=== Begin Enclosure ===

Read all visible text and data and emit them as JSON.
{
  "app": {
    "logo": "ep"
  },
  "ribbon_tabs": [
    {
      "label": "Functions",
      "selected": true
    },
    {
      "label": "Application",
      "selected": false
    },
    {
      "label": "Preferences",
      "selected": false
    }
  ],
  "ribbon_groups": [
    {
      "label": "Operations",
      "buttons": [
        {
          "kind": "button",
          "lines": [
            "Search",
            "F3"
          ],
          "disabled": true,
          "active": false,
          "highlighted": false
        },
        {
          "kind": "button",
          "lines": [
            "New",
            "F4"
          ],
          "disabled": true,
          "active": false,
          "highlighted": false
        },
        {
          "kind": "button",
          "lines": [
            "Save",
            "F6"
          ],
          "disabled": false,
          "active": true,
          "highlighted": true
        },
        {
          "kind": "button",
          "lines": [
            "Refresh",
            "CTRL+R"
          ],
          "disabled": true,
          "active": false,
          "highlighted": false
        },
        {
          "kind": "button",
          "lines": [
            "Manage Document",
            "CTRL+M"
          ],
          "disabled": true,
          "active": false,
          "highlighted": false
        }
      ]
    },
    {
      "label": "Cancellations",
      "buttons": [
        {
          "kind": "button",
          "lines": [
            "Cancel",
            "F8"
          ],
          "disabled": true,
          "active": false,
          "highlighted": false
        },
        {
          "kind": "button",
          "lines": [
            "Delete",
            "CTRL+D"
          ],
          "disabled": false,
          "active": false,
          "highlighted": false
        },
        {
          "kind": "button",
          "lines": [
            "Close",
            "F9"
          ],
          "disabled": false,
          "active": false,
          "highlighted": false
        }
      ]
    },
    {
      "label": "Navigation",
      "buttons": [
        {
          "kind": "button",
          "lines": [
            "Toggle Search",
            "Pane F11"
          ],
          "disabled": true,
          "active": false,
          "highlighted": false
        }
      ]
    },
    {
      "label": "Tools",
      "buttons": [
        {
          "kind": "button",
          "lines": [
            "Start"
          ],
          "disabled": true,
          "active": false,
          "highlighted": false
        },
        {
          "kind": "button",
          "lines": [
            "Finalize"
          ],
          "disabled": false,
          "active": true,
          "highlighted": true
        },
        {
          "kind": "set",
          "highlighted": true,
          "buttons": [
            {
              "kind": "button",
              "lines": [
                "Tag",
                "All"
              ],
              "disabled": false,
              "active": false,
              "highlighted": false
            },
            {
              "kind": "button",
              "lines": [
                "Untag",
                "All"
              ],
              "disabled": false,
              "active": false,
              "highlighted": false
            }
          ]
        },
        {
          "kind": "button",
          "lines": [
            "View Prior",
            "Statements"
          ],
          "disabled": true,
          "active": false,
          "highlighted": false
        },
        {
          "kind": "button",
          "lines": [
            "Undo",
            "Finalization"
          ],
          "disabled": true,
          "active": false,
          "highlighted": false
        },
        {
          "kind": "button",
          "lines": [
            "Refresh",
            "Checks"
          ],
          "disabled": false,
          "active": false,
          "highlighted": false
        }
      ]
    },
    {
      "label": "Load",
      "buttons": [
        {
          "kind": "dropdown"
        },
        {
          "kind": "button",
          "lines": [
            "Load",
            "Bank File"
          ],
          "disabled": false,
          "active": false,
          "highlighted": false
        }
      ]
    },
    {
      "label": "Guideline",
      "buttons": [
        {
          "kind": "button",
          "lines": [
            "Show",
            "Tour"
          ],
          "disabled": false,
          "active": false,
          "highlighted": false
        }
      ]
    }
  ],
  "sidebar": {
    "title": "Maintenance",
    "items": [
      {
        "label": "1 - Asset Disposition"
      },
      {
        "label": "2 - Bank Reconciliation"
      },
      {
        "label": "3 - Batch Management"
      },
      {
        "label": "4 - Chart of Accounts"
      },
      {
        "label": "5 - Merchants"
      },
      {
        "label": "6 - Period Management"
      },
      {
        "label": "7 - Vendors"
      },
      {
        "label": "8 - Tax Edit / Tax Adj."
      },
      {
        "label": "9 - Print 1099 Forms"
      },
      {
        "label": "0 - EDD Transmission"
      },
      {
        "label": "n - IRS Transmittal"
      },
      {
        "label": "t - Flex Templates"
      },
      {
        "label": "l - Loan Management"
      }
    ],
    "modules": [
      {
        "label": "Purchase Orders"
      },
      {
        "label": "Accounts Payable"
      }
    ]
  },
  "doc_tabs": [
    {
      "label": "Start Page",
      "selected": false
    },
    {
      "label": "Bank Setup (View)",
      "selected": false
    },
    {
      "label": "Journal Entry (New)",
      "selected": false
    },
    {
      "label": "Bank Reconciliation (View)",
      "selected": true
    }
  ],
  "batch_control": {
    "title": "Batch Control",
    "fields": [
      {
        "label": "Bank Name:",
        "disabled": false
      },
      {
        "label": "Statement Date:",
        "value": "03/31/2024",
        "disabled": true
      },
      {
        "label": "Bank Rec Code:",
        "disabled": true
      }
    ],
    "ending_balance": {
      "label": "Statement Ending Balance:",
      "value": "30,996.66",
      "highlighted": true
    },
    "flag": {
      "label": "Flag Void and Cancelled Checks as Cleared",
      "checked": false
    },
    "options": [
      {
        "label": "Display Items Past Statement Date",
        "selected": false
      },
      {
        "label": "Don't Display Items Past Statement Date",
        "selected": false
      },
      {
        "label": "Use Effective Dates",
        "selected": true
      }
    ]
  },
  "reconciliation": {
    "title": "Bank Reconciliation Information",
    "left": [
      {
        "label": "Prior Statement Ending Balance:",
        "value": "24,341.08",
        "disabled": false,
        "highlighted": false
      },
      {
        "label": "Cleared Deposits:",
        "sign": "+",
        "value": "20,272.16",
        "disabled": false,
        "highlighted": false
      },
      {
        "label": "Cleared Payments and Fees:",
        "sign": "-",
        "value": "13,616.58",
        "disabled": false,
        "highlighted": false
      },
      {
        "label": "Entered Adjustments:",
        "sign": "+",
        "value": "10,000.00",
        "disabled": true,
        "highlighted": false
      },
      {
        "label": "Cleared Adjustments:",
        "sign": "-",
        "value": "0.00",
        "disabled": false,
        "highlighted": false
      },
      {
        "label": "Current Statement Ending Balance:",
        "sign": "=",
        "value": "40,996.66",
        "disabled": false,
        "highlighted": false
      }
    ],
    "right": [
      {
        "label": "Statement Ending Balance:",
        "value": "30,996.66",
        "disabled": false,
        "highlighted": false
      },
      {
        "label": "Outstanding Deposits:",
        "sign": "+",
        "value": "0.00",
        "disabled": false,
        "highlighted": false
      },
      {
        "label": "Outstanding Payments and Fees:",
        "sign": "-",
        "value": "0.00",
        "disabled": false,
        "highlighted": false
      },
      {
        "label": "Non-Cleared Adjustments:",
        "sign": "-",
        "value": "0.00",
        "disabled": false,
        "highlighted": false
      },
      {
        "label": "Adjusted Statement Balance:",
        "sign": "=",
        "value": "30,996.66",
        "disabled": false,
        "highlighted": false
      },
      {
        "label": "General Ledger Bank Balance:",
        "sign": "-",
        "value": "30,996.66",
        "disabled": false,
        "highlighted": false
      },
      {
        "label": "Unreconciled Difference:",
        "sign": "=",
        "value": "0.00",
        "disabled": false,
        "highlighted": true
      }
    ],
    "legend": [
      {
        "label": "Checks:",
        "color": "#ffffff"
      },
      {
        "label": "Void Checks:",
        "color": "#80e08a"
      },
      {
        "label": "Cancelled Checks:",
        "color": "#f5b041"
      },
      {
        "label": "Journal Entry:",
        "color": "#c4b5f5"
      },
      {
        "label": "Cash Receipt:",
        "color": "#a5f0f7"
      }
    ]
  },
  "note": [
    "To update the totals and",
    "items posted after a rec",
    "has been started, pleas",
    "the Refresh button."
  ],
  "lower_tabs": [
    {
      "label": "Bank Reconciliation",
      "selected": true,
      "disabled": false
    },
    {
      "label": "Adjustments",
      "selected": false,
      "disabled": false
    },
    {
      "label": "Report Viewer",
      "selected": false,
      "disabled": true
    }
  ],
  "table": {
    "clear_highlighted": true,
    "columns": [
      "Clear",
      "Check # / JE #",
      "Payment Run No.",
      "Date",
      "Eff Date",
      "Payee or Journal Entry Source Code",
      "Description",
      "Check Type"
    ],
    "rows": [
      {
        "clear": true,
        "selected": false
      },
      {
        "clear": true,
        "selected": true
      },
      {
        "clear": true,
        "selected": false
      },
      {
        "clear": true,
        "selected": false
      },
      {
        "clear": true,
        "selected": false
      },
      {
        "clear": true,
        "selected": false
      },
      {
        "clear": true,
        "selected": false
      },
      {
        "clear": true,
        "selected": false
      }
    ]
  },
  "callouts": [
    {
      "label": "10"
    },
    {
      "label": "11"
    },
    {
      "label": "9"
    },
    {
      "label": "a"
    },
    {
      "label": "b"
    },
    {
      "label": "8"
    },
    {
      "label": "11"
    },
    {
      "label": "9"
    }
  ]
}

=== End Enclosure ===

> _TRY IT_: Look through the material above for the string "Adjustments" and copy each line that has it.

> _RESULT OF THE EXERCISE_:
        "label": "Entered Adjustments:",
        "label": "Cleared Adjustments:",
        "label": "Non-Cleared Adjustments:",
      "label": "Adjustments",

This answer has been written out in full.